The person hosting will then have the money paid out into their linked PayPal account, in one lump sum.
Giftwell takes a $3 transaction fee from each gift giver, which Barbayannis believes is a small fee to pay: “Users are not paying an ATM withdrawal fee, buying a card or wrapping paper,” she said.
Barbayannis is pitching the app at a broad market – “basically anyone who is having a special event,” she said, from weddings to birthday parties, graduations to office group gifts, fundraises, or charity donations.
“Wedding couples are a big part of our early marketing strategy because there is already an established culture of gifting money there. Couples planning an upcoming wedding are wanting to use the latest technology as a convenient alternative to gifting cash,” she said.
“Parents with kids are a focus too; we are giving them something they can identify with and providing a solution to a problem they can all relate to.”
Barbayannis is taking Giftwell to expos to help get the word out, with the goal for the next few months to increase brand awareness and help the app become front of mind when someone has an event.
“Whilst our audiences love the idea and see value in the product, unless they have an immediate event coming up they won’t necessarily create one. We want to see our consumers think GiftWell when they have something special happening,” she said.

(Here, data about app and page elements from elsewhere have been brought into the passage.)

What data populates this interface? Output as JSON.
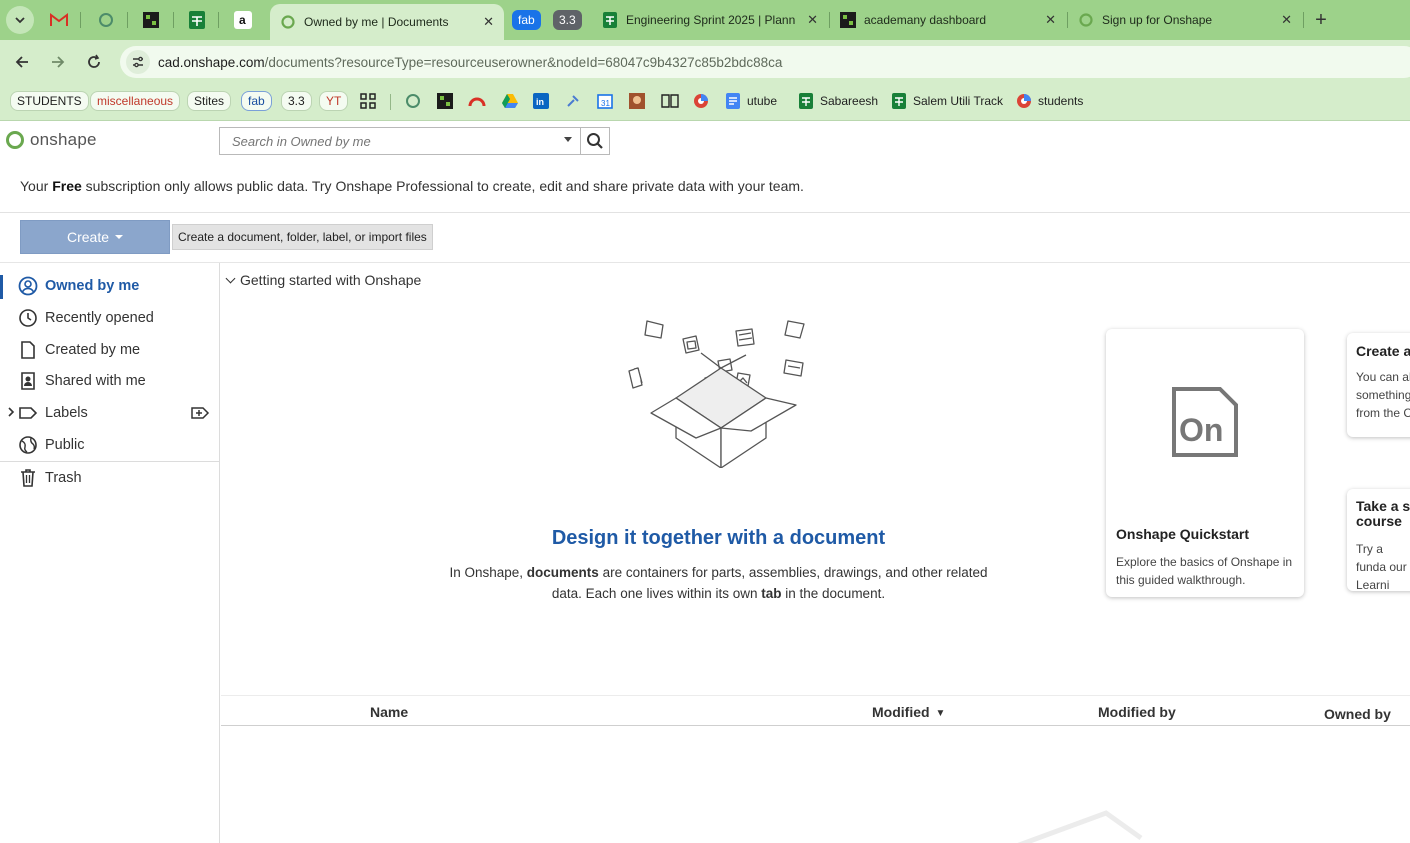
{
  "browser": {
    "tabs": [
      {
        "title": "Owned by me | Documents",
        "active": true
      },
      {
        "title": "fab",
        "kind": "group",
        "color": "#1a73e8"
      },
      {
        "title": "3.3",
        "kind": "group",
        "color": "#5f6368"
      },
      {
        "title": "Engineering Sprint 2025 | Plann"
      },
      {
        "title": "academany dashboard"
      },
      {
        "title": "Sign up for Onshape"
      }
    ],
    "new_tab_label": "+",
    "close_glyph": "✕",
    "url_host": "cad.onshape.com",
    "url_path": "/documents?resourceType=resourceuserowner&nodeId=68047c9b4327c85b2bdc88ca",
    "bookmarks": [
      {
        "label": "STUDENTS"
      },
      {
        "label": "miscellaneous",
        "color": "#c0392b"
      },
      {
        "label": "Stites"
      },
      {
        "label": "fab",
        "color": "#1a4fa0"
      },
      {
        "label": "3.3"
      },
      {
        "label": "YT",
        "color": "#c0392b"
      },
      {
        "label": "utube"
      },
      {
        "label": "Sabareesh"
      },
      {
        "label": "Salem Utili Track"
      },
      {
        "label": "students"
      }
    ]
  },
  "app": {
    "logo_text": "onshape",
    "search_placeholder": "Search in Owned by me",
    "notice_prefix": "Your ",
    "notice_bold": "Free",
    "notice_suffix": " subscription only allows public data. Try Onshape Professional to create, edit and share private data with your team.",
    "create_label": "Create",
    "create_tooltip": "Create a document, folder, label, or import files",
    "sidebar": [
      {
        "label": "Owned by me",
        "icon": "user-circle-icon",
        "active": true
      },
      {
        "label": "Recently opened",
        "icon": "clock-icon"
      },
      {
        "label": "Created by me",
        "icon": "document-icon"
      },
      {
        "label": "Shared with me",
        "icon": "shared-user-icon"
      },
      {
        "label": "Labels",
        "icon": "label-tag-icon"
      },
      {
        "label": "Public",
        "icon": "globe-icon"
      },
      {
        "label": "Trash",
        "icon": "trash-icon"
      }
    ],
    "getting_started": "Getting started with Onshape",
    "hero_title": "Design it together with a document",
    "hero_text_1": "In Onshape, ",
    "hero_text_bold1": "documents",
    "hero_text_2": " are containers for parts, assemblies, drawings, and other related data. Each one lives within its own ",
    "hero_text_bold2": "tab",
    "hero_text_3": " in the document.",
    "cards": [
      {
        "title": "Onshape Quickstart",
        "text": "Explore the basics of Onshape in this guided walkthrough.",
        "logo_text": "On"
      },
      {
        "title": "Create a",
        "text": "You can al something from the C"
      },
      {
        "title": "Take a s course",
        "text": "Try a funda our Learni"
      }
    ],
    "table_headers": {
      "name": "Name",
      "modified": "Modified",
      "modified_sort_glyph": "▼",
      "modified_by": "Modified by",
      "owned_by": "Owned by"
    }
  }
}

“Being a financial product, we are also seeking a level of trust and familiarity as a safe and reputable brand.”
Image: Marta Barbayannis. Source: Supplied.